Diving the Clyde 27th September - 2nd October 2020
As with many dive trips, Coronavirus scuppered the best made plans and a group of ECSACers who had planned for warmer diving had to scramble to look for any last minute dive charters they could find for a week away.
Thankfully the good folk at Wreckspeditions in Dunoon had a free week and we were back on track for a great weeks diving.
We arrived via the Dunoon ferry on the Sunday and settled into our accommodation (complete with hot tub!) within 1 mile of the town centre and pubs.
Day 1: The Gantock Rocks and the Three Wreck Challenge
After a night with some of the locals we joined our skipper Jason at the Holy Loch Marina for our safety debrief, boat introduction and coronavirus information. Most of us had dived with Jason before and knew he ran a good rhib. We were very happy to find out that as we were the only ones on his boat for the week, he could even give us the usual A* treatment with whipped cream hot chocolate and biscuits after dives.
We started on the Gantock rocks, the scourge of many a vessel. A lovely scenic dive with an Octopus just happily sitting on the bottom. Lots of nooks and crannies to find life in and the odd bottle from a long since destroyed wreck. Vesta managed to salvage an old Schweppes ginger beer bottle to put some fairy lights into.
The second dive of the day was a challenge that only a small percentage of Clyde Divers have completed. This was the Holy Loch 3 wreck challenge. We were given compass bearings and distances and sent on our way. Helen, Clive and Vesta were the winners having found 2/3 of the wrecks with the elusive 3rd wreck being 20m away from our end position. Lots of life again, and a fair few batteries too.
Day 2: SS Kintyre and Loch Long Anemone Garden
The SS Kintyre was hit when it thought it could outrun a ship doing a speed test on the Clyde’s measured mile. It sank pointing inland with it’s bow at 30m going down to 50m. Not only could you dive the wreck, but there was an outlet pipe that had been lined from the bow. You could make your way up this pipe to your 6m safety stop whilst looking for Sea Mice and all manner of other life.
We ended day 2 on a scenic dive rummaging through boulders looking for lobsters, crabs and anything else we could find.
Day 3: Holy Loch Landing Crafts
Alas the weather was not kind to us this day so we opted for a more sheltered dive in the Holy Loch. Two landing craft that were used for training the D-Day landings. Both upright sitting in 20m of water. Unfortunately the day before had seen heavy rainfall and fresh water made the visibility much like a tea bag. Due to the low visibility a few of us where unable to find the first wreck as the line had come away from one of the landing crafts. We ended up diving this site twice, and on the second attempt, Steve and Simon went first to run a line between the two to make it easier for future divers to see them both in one dive. Again covered in life and still very much in tact.

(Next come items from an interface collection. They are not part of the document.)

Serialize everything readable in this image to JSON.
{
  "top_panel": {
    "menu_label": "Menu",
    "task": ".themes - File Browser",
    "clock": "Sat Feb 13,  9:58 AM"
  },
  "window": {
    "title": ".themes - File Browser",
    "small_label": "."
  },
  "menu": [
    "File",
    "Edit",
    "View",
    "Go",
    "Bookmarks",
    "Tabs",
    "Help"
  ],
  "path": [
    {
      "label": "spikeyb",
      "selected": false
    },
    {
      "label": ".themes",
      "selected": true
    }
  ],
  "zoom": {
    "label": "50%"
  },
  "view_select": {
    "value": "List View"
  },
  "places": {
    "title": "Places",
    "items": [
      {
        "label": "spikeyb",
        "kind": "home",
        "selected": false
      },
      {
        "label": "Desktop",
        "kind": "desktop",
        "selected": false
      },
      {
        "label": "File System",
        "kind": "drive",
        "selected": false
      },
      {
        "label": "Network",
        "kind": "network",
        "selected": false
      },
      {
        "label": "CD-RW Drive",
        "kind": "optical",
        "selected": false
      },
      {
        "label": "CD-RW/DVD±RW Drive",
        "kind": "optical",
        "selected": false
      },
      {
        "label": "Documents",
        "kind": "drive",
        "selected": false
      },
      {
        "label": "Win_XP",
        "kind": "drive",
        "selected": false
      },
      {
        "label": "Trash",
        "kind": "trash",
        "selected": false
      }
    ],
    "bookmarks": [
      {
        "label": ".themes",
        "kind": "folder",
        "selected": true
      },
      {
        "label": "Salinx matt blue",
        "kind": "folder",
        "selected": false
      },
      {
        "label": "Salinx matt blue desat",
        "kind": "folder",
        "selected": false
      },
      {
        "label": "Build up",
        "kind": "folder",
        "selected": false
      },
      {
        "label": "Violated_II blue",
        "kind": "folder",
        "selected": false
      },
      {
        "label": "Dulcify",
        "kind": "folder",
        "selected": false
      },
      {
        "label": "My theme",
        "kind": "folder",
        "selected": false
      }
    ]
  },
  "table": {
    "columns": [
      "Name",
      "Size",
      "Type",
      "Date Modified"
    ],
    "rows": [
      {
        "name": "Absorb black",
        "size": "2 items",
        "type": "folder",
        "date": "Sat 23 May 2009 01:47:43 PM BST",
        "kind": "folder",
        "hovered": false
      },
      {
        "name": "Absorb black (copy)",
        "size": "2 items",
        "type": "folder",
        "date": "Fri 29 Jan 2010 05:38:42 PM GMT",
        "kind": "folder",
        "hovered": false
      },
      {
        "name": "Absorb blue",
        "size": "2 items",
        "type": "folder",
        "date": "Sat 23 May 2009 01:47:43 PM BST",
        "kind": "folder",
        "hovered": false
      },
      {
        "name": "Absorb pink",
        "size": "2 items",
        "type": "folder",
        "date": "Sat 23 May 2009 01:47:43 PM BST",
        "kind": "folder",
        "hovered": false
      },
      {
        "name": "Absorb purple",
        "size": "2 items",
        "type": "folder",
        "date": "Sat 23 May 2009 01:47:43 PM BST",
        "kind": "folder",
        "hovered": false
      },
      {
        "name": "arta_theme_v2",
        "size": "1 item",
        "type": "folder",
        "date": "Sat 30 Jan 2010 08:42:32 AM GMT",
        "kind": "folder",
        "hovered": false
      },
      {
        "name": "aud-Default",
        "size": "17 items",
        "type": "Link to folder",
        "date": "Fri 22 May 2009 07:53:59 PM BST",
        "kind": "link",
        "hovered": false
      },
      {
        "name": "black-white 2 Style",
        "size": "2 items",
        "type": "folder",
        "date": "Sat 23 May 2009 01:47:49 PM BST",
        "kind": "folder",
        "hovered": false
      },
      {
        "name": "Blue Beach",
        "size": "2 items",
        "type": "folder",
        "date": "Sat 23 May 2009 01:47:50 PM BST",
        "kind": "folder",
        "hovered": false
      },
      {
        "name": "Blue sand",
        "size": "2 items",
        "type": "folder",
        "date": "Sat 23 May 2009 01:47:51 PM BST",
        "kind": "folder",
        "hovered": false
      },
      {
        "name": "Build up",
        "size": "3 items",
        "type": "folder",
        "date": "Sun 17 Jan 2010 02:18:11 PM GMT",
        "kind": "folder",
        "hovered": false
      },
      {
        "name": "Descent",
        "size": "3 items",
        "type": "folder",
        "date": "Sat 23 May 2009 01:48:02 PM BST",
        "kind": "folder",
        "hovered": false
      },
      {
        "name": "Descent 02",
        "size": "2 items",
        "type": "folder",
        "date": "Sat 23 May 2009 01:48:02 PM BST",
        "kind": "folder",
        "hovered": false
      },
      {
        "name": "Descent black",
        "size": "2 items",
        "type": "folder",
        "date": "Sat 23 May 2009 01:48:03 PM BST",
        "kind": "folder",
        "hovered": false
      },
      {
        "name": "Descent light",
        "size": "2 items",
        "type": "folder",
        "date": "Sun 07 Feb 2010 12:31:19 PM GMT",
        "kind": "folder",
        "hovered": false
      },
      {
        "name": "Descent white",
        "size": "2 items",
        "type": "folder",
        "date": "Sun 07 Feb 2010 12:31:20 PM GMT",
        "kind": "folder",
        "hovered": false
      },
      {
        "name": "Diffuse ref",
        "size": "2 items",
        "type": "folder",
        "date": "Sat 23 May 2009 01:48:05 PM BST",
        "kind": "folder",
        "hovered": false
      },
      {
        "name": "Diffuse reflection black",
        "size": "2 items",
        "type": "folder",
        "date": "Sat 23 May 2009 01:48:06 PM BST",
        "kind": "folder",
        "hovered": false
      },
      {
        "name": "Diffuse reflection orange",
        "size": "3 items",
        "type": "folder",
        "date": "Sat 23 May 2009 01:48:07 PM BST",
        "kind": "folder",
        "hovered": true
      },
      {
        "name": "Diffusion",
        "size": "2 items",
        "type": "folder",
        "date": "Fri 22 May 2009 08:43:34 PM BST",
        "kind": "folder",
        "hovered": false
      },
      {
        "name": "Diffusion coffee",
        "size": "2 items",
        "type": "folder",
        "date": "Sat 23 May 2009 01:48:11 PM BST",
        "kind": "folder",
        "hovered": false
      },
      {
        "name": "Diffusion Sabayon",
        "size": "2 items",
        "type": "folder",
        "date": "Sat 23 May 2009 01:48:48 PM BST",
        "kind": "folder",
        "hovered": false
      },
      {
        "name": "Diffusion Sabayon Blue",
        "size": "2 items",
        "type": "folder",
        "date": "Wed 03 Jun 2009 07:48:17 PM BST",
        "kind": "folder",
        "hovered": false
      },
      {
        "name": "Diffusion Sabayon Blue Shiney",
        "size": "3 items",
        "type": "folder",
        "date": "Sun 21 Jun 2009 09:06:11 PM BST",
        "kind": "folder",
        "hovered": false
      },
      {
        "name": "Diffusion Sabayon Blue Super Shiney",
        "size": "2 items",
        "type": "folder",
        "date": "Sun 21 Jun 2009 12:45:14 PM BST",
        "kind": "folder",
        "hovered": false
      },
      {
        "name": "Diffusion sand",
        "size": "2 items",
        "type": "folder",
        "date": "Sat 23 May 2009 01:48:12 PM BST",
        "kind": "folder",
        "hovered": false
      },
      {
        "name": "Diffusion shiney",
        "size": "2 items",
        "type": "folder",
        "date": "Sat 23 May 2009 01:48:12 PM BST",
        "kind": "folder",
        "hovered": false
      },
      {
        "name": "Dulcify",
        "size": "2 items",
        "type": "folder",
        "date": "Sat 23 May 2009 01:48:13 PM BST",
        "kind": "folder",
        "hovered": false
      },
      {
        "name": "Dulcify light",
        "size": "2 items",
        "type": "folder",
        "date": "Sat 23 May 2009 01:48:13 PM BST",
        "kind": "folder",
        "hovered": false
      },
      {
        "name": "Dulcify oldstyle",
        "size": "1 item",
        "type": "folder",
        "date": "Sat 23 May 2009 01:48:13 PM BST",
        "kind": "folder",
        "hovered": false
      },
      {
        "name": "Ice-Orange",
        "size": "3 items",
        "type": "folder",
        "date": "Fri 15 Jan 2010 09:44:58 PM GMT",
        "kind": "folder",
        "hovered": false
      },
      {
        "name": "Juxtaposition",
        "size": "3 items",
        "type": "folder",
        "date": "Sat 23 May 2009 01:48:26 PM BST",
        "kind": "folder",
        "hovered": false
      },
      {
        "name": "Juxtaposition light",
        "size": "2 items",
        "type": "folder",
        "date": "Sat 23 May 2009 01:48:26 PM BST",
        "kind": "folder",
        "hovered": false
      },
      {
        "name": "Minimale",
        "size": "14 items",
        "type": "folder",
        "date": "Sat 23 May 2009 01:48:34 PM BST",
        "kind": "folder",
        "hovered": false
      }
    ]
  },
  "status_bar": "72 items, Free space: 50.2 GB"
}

Day 4: Loch Goil; the MV Averella and Colesys Crack
The MV Averella only sunk 10 years ago so was still very much in tact. It sits in 28m on its port side and is covered in life. Coleysys Crack was a scenic wall dive again with lots of life, a crack full of shrimp, and lots of lobsters and crabs hiding around.
Day 5: MV Akka and SS Wallachia
The two big wrecks in the clyde, the MV Akka sank in 1956 with a cargo of iron ore. The rudder failed and unfortunately she ran onto the Gantock rocks. There are companion ways to swim along, and still to this day it’s possible to find hidden treasures (Just ask Simon about the uniform buttons he found the last time he visited).
The SS Wallachia was caught in her starboard side by the Norwegian Steamer, Flos. All the crew managed to get off safely but once the Flos backed away the Wallachia immediately began to sink. The wreck was forgotten for 80 years until Girvan Sub-Aqua Club decided to help some fisherman who’s nets had gotten tangled. She sits at an avergae depth of 30m and again is covered in life.
We all had a superb week of diving with many interests covered. There were some cold days, some sunny days but best of all lots of fun days!